This time the Cougars were only marginally better equipped than their forfeit weeks. They wound up yielding the most points in their recorded history while Campbell set a program scoring record despite playing backups for two-plus quarters and running the ball almost exclusively.

Junior quarterback Casey Nguyen faced a steep learning curve in his first start. He went 14-for-29 with four interceptions, including two that the Sabers ran back for first-quarter pick-sixes.

Running back Kaeo Lakanilau and running back/linebacker Austin Schaefer were knocked out of the game in the first half. Running back Reece Kaonohi and lineman/converted running back Andrew Choi had injury scares but remained in the game.

“Injuries (are) tricky, and some guys have to play out of position,” coach Arnold Martinez said. “It’s a situation and they’re learning a great lesson in life. Football games and scores on the board doesn’t define you as a human being. This isn’t curing cancer. These guys are learning resilience and how to play for each other and play hard. So I’m very, very proud of them.”

Arnold Martinez coached Kaiser against Campbell on Friday. Photo by Darryl Oumi/Special to the Star-Advertiser.

Martinez gave the 5-foot-8 Nguyen credit for persisting through struggles.

“Live bullets. A lot of blitzes, a lot of (physicality),” the coach said. “That defense is coming at you, a lot of speed. But I thought he hung in there. Missed a couple reads here and there, threw into some coverage. Ball sailed a couple times. But overall, he got back in it. Got a little bit of a rhythm and made some good plays for us.”
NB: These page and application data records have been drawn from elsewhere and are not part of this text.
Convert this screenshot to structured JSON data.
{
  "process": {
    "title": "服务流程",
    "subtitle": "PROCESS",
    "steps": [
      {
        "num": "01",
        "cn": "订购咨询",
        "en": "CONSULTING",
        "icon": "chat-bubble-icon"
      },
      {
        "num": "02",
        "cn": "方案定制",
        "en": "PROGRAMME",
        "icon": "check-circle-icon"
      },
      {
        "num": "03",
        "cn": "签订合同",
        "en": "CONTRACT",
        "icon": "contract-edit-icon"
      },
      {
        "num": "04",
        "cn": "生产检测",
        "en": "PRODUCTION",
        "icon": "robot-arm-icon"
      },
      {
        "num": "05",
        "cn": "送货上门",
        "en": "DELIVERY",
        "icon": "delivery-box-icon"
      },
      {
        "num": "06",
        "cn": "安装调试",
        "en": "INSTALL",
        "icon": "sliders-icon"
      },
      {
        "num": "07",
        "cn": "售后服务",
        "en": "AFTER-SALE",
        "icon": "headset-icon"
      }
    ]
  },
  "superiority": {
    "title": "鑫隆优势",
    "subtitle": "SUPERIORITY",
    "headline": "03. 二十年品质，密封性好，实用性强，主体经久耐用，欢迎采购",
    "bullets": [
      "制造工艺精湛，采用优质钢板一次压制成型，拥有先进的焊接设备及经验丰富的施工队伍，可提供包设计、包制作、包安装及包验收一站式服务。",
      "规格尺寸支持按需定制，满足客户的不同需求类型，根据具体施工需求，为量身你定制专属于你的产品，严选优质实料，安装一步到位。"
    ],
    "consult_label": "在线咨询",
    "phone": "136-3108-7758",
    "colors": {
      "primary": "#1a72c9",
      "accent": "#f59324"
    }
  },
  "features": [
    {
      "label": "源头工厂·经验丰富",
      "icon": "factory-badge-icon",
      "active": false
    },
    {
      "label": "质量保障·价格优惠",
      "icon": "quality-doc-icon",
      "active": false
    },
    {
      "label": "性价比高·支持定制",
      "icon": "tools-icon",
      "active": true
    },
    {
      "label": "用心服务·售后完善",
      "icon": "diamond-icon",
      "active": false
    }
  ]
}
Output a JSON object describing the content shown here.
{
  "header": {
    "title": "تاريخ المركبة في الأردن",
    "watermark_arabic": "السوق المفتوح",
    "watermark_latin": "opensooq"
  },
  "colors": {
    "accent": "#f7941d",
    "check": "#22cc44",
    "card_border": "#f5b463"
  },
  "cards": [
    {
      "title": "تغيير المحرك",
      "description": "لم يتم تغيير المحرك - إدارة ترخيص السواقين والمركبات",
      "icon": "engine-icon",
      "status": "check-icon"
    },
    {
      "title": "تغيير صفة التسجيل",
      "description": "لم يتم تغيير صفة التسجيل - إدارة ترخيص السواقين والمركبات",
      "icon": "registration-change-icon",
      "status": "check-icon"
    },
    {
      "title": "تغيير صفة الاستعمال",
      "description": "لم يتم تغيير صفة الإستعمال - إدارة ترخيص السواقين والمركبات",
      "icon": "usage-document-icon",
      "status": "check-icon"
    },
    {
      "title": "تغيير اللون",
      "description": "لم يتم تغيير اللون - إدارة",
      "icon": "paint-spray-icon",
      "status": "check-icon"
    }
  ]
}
The packed crowd of Sabers fans, ready for a raucous party, had little to cheer about after the first handful of touchdowns revealed just what a mismatch it was.

At one point, officials took an unusual “hydration timeout” when Kaiser was clearly gassed and hurting.

In the huddle, the Cougars were determined to continue.

“I just told everybody, ‘are you tired?’ No one raised his hand,” Matsumoto said. “We did conditioning every day just for this. We knew this was going to happen, we knew we were going to get tired. So we conditioned our ass off. I just told everybody I loved them, that no matter what, even if yell at you it’s cause I love you.”

The Cougars made an inspired goal-line stand in the fourth quarter and forced the Sabers’ backups to turn it over on downs at the 1-yard line. Unfortunately, Kaonohi was downed for a safety when he was tackled for a loss a couple plays later.

Up next for Kaiser on the schedule is a relatively manageable game at Aiea, and then — shudder — a trip up the North Shore to face Kahuku.

It’s up in the air whether Kaiser will actually play those games. At times Friday, it appeared very possible that the Cougars wouldn’t finish out the night, let alone the season.

“We gotta evaluate it week to week now,” Martinez said. “We lost some guys. Many times (during the game) the trainers and administrators were asking whether we were going to continue. But to the kids’ credit, they said ‘no, we can finish this. We can finish.’ … It’s our (coaches) call, really. Safety is a priority. But I talked to some of these guys and said, listen, the next injury, (we stop). They said, ‘Coach, let us try.’ So, I said OK. But I’m going to protect you. If we can’t go, we can’t go.”

But, at least for one game, Kaiser went.

COMMENTS

  1. Jesus September 2, 2017 9:08 am

    Hang in there Cougars! Playing is better than the next alternative!


  2. Booey! September 2, 2017 10:05 am

    PAW-ER on COUGARS!
    Your strength and determination will get you far!


  3. OH BOY September 2, 2017 2:03 pm

    OH BOY

    Thank you Cougars!!! For all the lifting,running,training.I know it’s not easy,but you will carry this lesson(how to PERSEVERE)for the rest of your lives.
    #LIONHEARTS,#REALMEN

    Mahalo


Leave a Reply

Your email address will not be published.

By participating in online discussions you acknowledge that you have agreed to the Star-Advertiser's TERMS OF SERVICE. An insightful discussion of ideas and viewpoints is encouraged, but comments must be civil and in good taste, with no personal attacks. If your comments are inappropriate, you may be banned from posting. To report comments that you believe do not follow our guidelines, email hawaiiprepworld@staradvertiser.com.

*